Senate Republicans are willing to discuss an extension of long-term unemployment benefits early next year, as long as it is paid for, several of them told National Journal on Tuesday.
Their willingness to engage on the topic signals that unemployment benefits could become a domestic policy rarity—a safety-net issue that isn't automatically mired in a political shouting match. But any serious negotiations would require lawmakers on both sides of the aisle to calculate the pluses and minuses of unemployment benefits for the economy and whether it's appropriate to offset the cost.
That conversation has yet to happen. Some Senate Republicans seem willing, even eager, to have it.
"I don't want to leave people hurting," said Sen. Orrin Hatch, R-Utah, who added that Senate Republicans didn't even have a chance to consider unemployment as part of the budget deal that passed the House last week. That deal is expected to pass the Senate as early as Wednesday.
Sen. Bob Corker, R-Tenn., echoed Hatch's frustration. Unemployment benefits "weren't a part of this legislation, so it's kind of hard to say what we would do," he said. "What is it coupled with? How is it paid for? Are there reforms in how it's being administered?"
Without congressional action, unemployment benefits for long-term unemployed people will expire on Dec. 28. Senate Majority Leader Harry Reid, D-Nev., has pledged to bring a retroactive unemployment extension to the Senate floor as one of the first orders of business when members return in early January. He wants the benefits to continue for another year, at a cost of $25 billion over 10 years.
Reid's proposal, which has no offset, will not fly among Republicans.
"I can't justify adding $25 billion more to the deficit," said Senate Minority Whip John Cornyn, R-Texas.
But that doesn't mean other options aren't available. What if the extension is fully paid for? "That would be a start," Cornyn said. "The way I understand the economics of this is, you can raise wages on some workers, and you can put other people out of work."
Cornyn is hinting at a school of thought among some economists that says employers are less likely to create job openings when they know that eligible workers have access to unemployment. First, they have to pay those workers considerably more than their weekly unemployment rate. Second, if they have to lay them off, their tax rates go up.
Democrats will have to contend with these arguments when they propose extending benefits for the long-term unemployed next year. They can say that the Congressional Budget Office projects a net boon for the economy, even with the negative impact of some people remaining unemployed for longer.
But CBO numbers are cold comfort for most Democrats. They plan, initially, to go with the more emotional arguments about the human side of the story, describing in detail the 1.3 million people who are out of work and will suddenly have no safety net, to make Republicans squirm.
"When the reality of what the failure to extend means, we'll have more of a focus on it than we do now," said Sen. Ben Cardin, D-Md., a longtime champion of unemployment benefits.

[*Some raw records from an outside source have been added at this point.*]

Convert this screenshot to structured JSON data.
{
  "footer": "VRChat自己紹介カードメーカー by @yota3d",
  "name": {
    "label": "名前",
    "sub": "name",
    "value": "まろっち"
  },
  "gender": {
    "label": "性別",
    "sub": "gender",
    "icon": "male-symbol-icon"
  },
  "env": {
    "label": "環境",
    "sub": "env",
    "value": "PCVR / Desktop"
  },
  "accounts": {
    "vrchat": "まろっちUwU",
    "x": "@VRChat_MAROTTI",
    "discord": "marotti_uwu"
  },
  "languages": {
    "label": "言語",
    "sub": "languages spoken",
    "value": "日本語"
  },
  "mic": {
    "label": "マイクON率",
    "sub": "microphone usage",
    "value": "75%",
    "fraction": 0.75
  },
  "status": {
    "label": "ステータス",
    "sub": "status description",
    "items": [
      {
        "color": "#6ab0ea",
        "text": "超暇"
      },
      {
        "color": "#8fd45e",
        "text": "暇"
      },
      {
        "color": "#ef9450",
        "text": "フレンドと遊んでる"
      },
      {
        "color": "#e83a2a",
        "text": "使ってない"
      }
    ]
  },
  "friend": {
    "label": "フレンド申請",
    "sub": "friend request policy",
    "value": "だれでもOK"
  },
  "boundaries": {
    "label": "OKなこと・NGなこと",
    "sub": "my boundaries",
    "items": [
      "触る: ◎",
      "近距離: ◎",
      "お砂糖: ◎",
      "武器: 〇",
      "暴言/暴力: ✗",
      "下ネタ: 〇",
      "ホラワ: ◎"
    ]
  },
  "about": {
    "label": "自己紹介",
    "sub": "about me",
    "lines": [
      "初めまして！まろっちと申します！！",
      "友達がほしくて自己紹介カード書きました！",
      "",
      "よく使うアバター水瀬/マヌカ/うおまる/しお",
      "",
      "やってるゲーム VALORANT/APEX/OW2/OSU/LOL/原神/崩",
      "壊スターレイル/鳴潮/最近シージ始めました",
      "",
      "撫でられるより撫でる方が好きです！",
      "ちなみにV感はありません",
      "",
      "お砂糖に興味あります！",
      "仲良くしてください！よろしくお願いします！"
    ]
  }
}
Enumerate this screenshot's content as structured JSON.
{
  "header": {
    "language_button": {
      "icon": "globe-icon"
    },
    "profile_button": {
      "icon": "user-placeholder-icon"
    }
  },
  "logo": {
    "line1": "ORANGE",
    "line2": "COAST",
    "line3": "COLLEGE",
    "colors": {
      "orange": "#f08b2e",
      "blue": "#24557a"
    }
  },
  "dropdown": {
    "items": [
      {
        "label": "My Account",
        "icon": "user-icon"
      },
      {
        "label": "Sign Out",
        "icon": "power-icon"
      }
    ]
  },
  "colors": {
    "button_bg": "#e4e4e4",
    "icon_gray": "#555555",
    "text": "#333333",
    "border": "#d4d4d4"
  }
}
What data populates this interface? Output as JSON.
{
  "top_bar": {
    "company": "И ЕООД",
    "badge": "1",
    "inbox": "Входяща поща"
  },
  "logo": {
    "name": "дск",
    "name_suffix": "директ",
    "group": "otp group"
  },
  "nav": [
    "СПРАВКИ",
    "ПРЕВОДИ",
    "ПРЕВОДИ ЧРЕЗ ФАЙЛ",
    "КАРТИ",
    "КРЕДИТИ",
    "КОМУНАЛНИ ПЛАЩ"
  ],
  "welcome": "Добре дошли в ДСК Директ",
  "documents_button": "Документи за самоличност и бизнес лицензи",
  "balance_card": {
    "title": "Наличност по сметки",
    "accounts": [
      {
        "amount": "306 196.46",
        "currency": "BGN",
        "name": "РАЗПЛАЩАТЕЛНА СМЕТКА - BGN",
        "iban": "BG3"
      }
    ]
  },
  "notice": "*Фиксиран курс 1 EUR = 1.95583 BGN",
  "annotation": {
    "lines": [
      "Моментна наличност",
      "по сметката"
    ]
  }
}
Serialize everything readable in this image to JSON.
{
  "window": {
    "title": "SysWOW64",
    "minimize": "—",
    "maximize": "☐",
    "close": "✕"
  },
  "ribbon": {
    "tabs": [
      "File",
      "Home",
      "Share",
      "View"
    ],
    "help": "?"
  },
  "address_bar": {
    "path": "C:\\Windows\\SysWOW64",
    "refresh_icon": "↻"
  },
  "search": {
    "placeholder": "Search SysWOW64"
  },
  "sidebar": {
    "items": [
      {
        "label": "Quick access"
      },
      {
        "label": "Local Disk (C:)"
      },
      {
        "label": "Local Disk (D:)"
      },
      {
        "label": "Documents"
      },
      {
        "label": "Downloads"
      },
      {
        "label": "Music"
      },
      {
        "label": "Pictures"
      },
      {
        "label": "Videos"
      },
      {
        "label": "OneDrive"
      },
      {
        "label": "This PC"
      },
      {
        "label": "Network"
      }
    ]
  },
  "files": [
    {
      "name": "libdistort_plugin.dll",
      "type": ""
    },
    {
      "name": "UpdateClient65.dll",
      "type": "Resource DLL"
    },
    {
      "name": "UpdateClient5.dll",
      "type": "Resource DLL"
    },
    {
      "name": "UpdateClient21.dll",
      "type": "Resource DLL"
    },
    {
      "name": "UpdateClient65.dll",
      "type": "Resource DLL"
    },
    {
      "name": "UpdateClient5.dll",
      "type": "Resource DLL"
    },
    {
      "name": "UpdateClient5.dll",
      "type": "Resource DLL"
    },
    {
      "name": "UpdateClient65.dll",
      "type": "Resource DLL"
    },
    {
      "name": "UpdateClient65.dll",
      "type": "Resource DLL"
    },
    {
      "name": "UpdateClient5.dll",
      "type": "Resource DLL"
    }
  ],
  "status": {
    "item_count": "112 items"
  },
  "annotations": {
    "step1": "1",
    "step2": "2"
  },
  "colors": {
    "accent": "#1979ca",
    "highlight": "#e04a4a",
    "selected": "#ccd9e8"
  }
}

Republicans may in fact squirm about the plight of the unemployed, particularly from their own constituents. But they won't begin any talks about benefits unless Democrats show that they are willing to find a way to pay for the extension. That's a high opening bid, and Democratic leaders fear the demand for offsets could sink the negotiations before they even begin.
"That almost makes it impossible," said Senate Majority Whip Dick Durbin, D-Ill. "It's so much money. Twenty-five billion. And when I look at what we just went through with this budget agreement, it was not an easy lift.… They won't go to tax loopholes.… They say, 'Let's go to the entitlements,' and we're not going to do that."
Nonetheless, Durbin indicated that Democrats would be willing to offset the unemployment extension if they knew Republicans would accept the deal.
Other Democrats, such as Cardin, are wary of setting that precedent. Almost all of the long-term unemployment benefits that passed by Congress in the last 10 years have not been offset because they were considered a net benefit to the economy. The exception was in 2009, when the economic-stimulus package included extended benefits for the long-term unemployed that were fully paid for. The same extension was reupped in 2011 and in 2012.
Cardin said those offsets were a mistake. "It should not be offset," he said. "It's plugging in to the economy."
This article appears in the December 18, 2013 edition of NJ Daily.